Search the data for "Markdown". Return each matching line.

Records provided Block Start

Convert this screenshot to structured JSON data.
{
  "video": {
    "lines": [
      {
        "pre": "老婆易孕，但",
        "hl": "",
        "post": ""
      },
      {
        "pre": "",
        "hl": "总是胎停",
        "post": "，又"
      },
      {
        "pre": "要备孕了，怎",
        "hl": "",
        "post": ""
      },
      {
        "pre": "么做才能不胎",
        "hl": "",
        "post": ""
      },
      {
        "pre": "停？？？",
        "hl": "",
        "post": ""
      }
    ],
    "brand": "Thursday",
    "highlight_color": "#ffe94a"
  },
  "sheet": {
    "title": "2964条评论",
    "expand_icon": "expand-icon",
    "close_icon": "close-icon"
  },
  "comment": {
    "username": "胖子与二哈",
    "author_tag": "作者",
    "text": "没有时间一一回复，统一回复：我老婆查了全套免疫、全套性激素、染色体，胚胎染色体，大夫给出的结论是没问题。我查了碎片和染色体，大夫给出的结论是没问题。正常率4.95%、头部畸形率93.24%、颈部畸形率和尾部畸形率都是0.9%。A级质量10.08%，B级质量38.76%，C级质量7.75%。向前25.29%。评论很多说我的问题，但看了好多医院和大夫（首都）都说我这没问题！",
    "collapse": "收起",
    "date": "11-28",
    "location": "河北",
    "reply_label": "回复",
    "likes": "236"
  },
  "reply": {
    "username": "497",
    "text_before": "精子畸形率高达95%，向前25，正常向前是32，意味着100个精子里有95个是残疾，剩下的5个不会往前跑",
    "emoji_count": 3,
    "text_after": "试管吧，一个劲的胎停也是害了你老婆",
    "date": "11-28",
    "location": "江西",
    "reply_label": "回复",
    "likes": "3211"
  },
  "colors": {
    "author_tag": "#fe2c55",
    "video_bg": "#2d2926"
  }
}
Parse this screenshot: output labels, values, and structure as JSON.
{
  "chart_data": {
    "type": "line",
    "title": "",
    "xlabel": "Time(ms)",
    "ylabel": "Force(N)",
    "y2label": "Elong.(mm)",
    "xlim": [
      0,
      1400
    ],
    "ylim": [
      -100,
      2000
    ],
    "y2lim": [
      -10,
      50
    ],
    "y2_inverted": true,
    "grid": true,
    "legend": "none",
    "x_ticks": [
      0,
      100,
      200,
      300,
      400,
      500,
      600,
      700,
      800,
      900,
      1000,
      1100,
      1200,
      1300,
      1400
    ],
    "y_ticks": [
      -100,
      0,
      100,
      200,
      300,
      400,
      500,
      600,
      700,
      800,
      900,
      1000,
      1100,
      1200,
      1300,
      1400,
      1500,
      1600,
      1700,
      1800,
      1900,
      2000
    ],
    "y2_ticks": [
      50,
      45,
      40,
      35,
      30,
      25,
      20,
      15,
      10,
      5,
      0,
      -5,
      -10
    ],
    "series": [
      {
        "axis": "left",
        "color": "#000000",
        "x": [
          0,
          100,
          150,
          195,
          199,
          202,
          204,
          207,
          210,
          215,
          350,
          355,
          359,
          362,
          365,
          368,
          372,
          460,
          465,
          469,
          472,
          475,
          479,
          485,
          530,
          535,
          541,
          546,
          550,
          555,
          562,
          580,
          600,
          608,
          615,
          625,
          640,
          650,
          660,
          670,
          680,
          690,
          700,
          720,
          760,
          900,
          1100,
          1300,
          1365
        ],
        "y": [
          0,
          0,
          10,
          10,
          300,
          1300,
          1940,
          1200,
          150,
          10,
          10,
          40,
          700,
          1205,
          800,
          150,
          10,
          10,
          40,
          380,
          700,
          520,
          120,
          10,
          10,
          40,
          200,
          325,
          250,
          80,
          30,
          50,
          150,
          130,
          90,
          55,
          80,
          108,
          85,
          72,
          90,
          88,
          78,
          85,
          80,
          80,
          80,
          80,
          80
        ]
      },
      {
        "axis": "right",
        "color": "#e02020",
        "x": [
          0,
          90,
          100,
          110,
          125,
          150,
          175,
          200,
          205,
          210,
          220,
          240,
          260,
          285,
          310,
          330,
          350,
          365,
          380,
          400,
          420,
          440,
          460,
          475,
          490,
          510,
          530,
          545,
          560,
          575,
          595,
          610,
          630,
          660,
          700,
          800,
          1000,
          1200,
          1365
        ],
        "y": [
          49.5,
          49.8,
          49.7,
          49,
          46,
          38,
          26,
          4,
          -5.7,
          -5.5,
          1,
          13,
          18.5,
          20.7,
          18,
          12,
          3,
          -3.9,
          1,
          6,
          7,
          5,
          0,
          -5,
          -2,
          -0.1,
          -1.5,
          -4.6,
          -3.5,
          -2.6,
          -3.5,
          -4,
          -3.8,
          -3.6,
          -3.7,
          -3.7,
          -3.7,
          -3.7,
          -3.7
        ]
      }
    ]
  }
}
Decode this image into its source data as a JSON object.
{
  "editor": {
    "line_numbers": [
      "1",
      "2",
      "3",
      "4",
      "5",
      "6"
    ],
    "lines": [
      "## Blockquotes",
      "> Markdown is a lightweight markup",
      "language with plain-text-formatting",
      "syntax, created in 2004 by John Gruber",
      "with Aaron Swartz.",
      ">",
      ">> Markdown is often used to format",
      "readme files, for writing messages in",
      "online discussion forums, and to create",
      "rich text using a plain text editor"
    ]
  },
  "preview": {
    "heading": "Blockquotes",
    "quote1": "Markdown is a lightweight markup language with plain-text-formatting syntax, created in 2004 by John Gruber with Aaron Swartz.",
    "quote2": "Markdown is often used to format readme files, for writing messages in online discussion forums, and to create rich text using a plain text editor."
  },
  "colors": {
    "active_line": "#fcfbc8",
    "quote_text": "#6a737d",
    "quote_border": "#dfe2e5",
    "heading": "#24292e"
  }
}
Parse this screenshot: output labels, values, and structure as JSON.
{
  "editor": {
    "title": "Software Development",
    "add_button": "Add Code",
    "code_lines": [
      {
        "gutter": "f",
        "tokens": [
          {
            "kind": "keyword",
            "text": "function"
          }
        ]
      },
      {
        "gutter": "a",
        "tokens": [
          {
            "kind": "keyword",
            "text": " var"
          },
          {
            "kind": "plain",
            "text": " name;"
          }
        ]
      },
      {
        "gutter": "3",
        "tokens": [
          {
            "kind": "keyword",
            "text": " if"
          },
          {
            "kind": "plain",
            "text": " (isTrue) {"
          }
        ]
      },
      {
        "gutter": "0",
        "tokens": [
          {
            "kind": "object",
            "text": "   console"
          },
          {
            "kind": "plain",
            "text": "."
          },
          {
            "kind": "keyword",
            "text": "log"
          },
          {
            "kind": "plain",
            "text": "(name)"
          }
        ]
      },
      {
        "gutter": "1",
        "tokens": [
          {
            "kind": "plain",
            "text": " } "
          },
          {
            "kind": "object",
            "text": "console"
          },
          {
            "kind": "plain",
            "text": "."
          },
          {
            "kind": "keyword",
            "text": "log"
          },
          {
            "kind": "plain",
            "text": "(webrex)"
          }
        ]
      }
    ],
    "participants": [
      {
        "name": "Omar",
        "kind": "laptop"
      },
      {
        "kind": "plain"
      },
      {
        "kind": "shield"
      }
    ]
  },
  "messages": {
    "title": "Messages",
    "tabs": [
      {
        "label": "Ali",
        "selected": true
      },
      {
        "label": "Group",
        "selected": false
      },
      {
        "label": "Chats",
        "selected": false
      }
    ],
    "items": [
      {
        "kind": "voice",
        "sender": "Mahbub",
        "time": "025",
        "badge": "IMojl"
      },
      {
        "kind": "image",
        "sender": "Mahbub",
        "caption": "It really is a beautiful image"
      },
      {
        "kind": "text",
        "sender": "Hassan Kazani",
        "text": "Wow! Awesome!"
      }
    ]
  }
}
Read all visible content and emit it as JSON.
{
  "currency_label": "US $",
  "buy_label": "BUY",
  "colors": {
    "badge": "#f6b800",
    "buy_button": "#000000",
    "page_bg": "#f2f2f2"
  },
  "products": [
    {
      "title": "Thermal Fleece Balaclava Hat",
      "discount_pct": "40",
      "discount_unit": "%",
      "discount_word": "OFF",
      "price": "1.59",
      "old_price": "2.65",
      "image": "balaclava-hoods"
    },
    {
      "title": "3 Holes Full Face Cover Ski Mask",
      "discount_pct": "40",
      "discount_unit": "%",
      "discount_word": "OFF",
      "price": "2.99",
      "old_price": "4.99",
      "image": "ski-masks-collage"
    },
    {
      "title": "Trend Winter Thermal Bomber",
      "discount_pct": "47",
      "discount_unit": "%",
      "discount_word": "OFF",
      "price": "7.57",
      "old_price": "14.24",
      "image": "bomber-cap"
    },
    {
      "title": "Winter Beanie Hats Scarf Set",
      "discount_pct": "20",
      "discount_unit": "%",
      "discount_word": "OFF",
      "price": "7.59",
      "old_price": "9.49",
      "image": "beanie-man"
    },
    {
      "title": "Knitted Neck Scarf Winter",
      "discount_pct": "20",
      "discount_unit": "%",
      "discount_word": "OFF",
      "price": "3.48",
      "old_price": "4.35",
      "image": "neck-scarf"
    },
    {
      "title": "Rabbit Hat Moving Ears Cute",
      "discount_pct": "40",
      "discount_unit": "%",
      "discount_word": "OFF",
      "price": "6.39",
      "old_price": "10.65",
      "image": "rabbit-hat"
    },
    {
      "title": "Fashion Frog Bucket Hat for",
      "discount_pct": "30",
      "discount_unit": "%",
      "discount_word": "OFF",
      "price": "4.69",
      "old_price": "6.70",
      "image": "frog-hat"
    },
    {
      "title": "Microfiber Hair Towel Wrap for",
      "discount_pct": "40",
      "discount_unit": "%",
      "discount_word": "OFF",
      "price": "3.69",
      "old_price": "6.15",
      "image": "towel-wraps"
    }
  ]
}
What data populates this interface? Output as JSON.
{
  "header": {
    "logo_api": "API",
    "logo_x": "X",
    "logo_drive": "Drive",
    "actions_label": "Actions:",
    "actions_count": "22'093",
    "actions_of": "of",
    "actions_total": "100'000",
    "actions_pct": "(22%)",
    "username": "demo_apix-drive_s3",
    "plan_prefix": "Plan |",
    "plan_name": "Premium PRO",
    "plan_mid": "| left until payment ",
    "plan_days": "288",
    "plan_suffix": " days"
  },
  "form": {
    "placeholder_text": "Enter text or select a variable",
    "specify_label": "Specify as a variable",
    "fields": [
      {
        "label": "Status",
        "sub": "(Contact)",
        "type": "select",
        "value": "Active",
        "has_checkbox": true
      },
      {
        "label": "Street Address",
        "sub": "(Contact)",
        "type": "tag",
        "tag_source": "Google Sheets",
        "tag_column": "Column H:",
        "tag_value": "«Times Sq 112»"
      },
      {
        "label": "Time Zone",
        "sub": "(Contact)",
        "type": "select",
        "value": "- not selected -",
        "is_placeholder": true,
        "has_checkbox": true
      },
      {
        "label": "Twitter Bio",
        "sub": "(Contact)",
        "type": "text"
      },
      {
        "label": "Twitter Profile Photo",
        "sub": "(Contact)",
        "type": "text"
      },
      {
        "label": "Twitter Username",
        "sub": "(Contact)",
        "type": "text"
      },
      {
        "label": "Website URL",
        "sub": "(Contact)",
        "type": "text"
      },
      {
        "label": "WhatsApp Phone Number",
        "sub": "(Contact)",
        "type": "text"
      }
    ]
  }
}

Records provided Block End

[Exercise answer]:
      "> Markdown is a lightweight markup",
      ">> Markdown is often used to format",
    "quote1": "Markdown is a lightweight markup language with plain-text-formatting syntax, created in 2004 by John Gruber with Aaron Swartz.",
    "quote2": "Markdown is often used to format readme files, for writing messages in online discussion forums, and to create rich text using a plain text editor."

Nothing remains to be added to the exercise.